Want the look of concrete flooring without the price tag? Concrete effect tiles are usually made from hardwearing porcelain. Many can be used both inside and out, too. 

Find out how to choose the best porcelain and ceramic floor tiles in our specialist guide.

Where to use concrete flooring

Minimal living room with concrete floors

(Image credit: Walls and Floors)

Concrete floors were originally designed for the commercial sector due to their hardwearing, hygienic and low maintenance properties. And you can use a concrete for flooring in just about any room in the house, assuming the sub-floor is properly prepared and designed to take the weight. The variation of colours and textures make it suitable style-wise any home, even period conversions.

Kitchen flooring

The glossy finish of a pale-coloured, polished concrete floor will reflect lots of light, so including it in a kitchen extension with tons of glazing will create a naturally bright room. 

Polished concrete in particular is the flooring option of choice for those looking to create an industrial style kitchen. With the correct seal, they are waterproof, stain resistant and anti-slip, so are perfect for use in the kitchen or the bathroom.

Garden flooring

Poured floorings like concrete are seamless, and lend themselves to the continuous look of an indoor-outdoor connection because they can just as easily be used inside as out.

How to install concrete flooring

Living room with high ceilings and concrete floors

(Image credit: Jeremy Phillips)

Poured concrete flooring comes as a supply-and-fit product and can only be laid by a professional; it should also come with a warranty or guarantee.

If you opt for cost effective concrete flags, you can either pay a professional to do the job, or with enough time and a bit of patience, you can DIY it. Similarly, you could employ someone to finish the floor for you, but again this is a job that you can successfully complete yourself.

How to clean concrete flooring

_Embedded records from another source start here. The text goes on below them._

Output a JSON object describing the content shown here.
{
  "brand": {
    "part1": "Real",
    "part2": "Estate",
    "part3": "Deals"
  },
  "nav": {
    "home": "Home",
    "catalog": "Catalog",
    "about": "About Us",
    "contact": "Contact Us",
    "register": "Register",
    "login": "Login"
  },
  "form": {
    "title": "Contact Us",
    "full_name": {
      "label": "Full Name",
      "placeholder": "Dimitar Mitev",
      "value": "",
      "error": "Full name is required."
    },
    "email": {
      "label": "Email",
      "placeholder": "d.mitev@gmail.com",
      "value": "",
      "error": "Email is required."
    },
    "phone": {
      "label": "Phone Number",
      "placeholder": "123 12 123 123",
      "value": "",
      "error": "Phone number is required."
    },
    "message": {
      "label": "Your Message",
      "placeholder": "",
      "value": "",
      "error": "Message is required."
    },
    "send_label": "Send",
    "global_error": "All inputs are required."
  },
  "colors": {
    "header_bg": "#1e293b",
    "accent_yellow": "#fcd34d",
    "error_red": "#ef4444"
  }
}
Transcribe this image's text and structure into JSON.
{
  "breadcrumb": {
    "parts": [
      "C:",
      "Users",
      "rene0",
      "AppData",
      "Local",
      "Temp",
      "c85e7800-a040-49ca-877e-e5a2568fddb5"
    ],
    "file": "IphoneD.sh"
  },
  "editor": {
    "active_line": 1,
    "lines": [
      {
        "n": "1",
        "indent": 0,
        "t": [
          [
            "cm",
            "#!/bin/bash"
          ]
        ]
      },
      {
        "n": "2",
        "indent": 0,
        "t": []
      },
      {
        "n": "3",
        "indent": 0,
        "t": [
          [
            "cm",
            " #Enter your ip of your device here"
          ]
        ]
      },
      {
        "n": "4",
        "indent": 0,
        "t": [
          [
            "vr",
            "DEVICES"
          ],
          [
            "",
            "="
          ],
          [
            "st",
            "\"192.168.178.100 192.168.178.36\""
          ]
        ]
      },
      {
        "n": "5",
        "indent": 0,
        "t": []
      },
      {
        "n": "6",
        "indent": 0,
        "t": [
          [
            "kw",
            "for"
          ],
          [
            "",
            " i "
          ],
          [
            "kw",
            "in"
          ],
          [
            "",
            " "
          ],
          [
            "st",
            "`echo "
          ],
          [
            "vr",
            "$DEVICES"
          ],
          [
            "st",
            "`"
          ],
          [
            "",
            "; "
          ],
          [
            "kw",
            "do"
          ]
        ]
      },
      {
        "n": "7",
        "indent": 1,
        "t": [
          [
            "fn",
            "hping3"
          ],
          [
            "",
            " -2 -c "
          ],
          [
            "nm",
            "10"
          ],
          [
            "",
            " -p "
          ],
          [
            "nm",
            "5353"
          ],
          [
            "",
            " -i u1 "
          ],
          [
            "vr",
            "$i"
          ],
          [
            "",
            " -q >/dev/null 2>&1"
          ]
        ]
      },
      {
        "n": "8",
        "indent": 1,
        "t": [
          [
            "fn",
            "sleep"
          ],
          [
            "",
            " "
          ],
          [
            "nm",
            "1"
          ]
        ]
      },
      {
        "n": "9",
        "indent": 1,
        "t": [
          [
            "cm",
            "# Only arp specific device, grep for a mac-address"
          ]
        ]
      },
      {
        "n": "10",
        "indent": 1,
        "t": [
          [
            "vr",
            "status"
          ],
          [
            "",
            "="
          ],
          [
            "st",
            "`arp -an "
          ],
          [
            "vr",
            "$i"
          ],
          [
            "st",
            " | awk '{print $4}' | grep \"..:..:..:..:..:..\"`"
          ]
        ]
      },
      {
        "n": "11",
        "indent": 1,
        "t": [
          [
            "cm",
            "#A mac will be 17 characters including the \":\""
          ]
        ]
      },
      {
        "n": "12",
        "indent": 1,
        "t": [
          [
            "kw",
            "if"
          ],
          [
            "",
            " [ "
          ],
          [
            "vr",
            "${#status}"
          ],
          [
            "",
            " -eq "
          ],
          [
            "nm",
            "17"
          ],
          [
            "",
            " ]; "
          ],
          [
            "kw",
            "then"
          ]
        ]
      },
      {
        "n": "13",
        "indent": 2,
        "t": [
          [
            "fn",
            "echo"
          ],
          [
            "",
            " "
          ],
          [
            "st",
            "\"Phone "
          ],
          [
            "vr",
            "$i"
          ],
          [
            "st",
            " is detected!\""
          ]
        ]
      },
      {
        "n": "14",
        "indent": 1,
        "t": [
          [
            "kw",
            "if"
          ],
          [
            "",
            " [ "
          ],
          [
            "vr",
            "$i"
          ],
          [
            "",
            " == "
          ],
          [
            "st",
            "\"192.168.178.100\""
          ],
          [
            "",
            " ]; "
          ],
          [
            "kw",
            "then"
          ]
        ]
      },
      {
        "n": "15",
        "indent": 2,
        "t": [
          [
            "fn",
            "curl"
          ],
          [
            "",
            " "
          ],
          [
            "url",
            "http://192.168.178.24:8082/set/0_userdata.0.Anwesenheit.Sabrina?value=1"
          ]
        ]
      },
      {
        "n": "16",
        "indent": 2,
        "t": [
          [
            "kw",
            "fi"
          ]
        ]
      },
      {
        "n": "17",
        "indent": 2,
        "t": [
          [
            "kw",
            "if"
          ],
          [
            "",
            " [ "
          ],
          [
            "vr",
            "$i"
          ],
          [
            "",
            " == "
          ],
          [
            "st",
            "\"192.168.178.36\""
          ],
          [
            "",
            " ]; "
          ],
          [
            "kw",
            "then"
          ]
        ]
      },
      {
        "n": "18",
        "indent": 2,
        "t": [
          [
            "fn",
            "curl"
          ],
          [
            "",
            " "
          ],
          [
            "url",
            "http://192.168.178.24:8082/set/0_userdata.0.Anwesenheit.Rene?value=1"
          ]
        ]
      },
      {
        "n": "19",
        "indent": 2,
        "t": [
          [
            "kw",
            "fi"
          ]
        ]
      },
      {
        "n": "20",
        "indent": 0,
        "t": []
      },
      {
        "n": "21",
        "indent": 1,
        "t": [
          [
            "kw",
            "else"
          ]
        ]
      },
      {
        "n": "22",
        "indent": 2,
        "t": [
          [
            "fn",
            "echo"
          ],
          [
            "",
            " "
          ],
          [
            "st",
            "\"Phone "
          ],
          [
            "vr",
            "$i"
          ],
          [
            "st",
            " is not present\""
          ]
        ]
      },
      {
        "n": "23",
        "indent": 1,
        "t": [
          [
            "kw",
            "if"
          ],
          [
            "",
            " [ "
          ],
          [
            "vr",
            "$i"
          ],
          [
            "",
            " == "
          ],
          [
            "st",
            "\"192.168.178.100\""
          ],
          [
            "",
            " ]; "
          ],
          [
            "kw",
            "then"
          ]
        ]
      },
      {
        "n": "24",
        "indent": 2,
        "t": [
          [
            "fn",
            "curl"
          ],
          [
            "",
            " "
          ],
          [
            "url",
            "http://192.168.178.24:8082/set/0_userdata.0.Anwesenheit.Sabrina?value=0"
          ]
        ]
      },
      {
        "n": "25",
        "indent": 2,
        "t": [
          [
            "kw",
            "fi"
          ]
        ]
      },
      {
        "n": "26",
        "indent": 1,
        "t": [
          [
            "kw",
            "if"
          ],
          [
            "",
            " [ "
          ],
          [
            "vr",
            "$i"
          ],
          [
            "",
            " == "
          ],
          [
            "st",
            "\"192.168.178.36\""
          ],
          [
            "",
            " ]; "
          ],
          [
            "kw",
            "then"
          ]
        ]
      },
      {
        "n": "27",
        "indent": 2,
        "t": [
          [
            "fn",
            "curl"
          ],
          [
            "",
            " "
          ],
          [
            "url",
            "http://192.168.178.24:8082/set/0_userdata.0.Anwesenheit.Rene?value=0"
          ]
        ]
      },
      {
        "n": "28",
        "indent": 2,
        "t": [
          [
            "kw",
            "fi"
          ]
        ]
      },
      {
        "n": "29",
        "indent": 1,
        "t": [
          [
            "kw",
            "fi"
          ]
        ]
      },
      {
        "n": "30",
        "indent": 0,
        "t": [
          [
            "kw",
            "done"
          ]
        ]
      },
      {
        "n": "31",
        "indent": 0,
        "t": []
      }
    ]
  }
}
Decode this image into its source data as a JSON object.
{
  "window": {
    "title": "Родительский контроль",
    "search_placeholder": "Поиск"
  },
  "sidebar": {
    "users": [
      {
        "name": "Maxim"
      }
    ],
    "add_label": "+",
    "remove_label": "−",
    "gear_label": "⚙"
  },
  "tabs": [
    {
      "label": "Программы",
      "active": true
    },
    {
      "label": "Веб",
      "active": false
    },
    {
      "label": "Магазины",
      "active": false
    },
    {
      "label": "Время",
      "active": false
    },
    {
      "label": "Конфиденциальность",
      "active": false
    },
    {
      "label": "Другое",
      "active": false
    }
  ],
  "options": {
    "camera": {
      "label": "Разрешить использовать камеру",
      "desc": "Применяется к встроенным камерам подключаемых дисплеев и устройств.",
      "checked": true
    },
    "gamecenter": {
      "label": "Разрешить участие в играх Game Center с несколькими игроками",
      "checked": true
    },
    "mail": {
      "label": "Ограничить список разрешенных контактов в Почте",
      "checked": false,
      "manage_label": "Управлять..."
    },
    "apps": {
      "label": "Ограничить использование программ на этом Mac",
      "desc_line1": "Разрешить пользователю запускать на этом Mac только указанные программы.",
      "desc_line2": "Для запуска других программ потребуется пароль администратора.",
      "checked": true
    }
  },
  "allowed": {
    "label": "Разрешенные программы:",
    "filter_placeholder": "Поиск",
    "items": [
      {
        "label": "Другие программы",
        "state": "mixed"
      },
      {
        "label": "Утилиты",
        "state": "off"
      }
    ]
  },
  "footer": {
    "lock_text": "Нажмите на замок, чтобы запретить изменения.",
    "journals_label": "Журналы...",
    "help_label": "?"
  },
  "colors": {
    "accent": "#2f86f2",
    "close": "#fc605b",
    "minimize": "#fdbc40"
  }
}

(Image credit: Jeremy Philips)

Concrete floors are very low-maintenance when it comes to cleaning: sweep away any mess then use a recommended cleaner and you're done. Most concrete floors only need mopping with a damp cloth, but some can also be steam-cleaned. You may also be required to apply a clear glaze, wax or sealant every now and again to protect the surface from minor scratches.

Check out our pick of the best steam cleaners and best steam mops so you can really easily keep your concrete floor clean. 


What does concrete flooring feel like underfoot? 

That concrete flooring feels cold underfoot is often reported as its major drawback, and it is true that concrete does not retain heat, so when your house starts getting cold in winter, the floor will too. 

However, concrete feels no colder underfoot than ceramic or stone, so it's more about where you choose to lay it. Radiant heat cables can be installed under concrete flooring to help retain more heat, and it's also compatible with underfloor heating, if you prefer warm floors.

Will a polished concrete floor be slippery?

The other concern raised about polished concrete floors in particular is that they'll be very slippery. The fact is, polished concrete is no more or less slippery than stone or tile, but – it does get very slippery when wet. For that reason, polished concrete shouldn't be used in bathrooms, and if it's used as kitchen flooring, then adequate measures to prevent it from getting slippery should be taken (e.g. mop up spills straight away),

Read more flooring know-how:

Anna is a professional writer with many years of experience. She has a passion for contemporary home decor and gardening. She covers a range of topics, from practical advice to interior and garden design.